- An Apache web server accessible externally (web01 – IP of 10.10.10.99)
- You’re running Linux (this will work with Windows, but you’re going to have to fill in the blanks on the steps in IIS or Apache)
In web01, log in to the shell environment.
Create a new virtual host:
$ sudo nano /etc/apache2/sites-available/torrent-proxy
In the window, paste the following:
RewriteRule ^(.*)$ http://10.10.10.100:8080/$1 [P]
Now, what the above is doing is receiving all traffic on port 80 with a web address of deluge.domainname.com and rewriting the address to the local IP address of your torrent server.
Press CTRL+X and then yes to save.
Enable the above by typing:
$ sudo a2ensite torrent-proxy
Restart apache2 (reload doesn’t always work, so restart is sometimes better):
$ sudo service apache2 restart
As a note to the above, if you want to be able to use the same address internally and externally, you’ll need to add deluge.DOMAINNAME.com to your DNS server and have it point to the Apache server (DNSmasq if you are using it).
Also, utorrent is a bit of a pain in the ass with the /gui it adds at the end. The best thing to do is to change the virtual host to listen on port 8080 so that you can consistently address it. You’ll need to edit the ports.conf (/etc/apache2/ports.conf) and add port 8080 to the listening ports.

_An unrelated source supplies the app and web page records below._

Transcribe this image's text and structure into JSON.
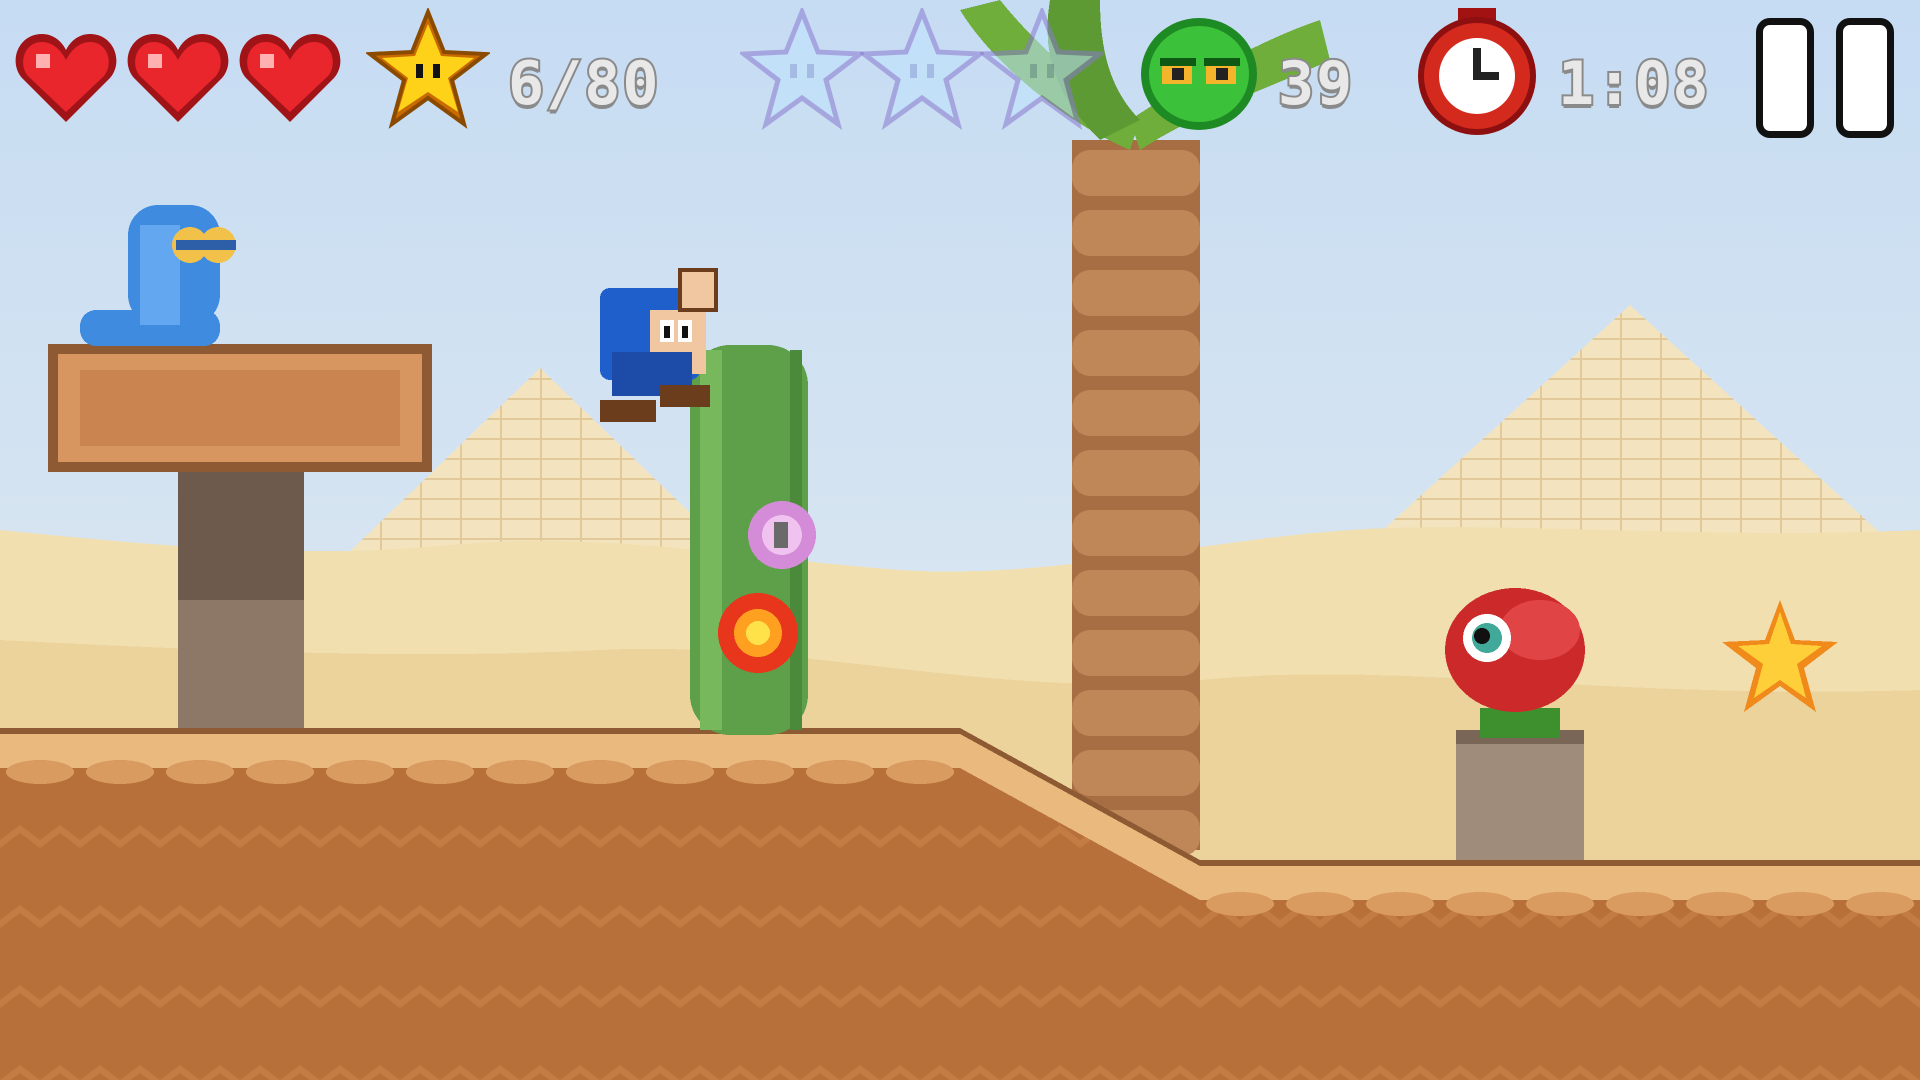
{
  "hud": {
    "lives": 3,
    "stars_collected_label": "6/80",
    "bonus_stars_total": 3,
    "bonus_stars_found": 0,
    "enemies_defeated": "39",
    "timer": "1:08"
  },
  "icons": {
    "heart": "heart-icon",
    "star": "star-icon",
    "bonus_star": "outline-star-icon",
    "enemy_counter": "green-blob-icon",
    "timer": "alarm-clock-icon",
    "pause": "pause-icon"
  },
  "colors": {
    "sky": "#cfe0f2",
    "sand": "#f1deae",
    "ground": "#b86f3a",
    "heart": "#e0262c",
    "star": "#ffb400",
    "cactus": "#5ea04a"
  }
}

There you have it, you should now be able to get to your torrent server inside and outside of your network using the same address.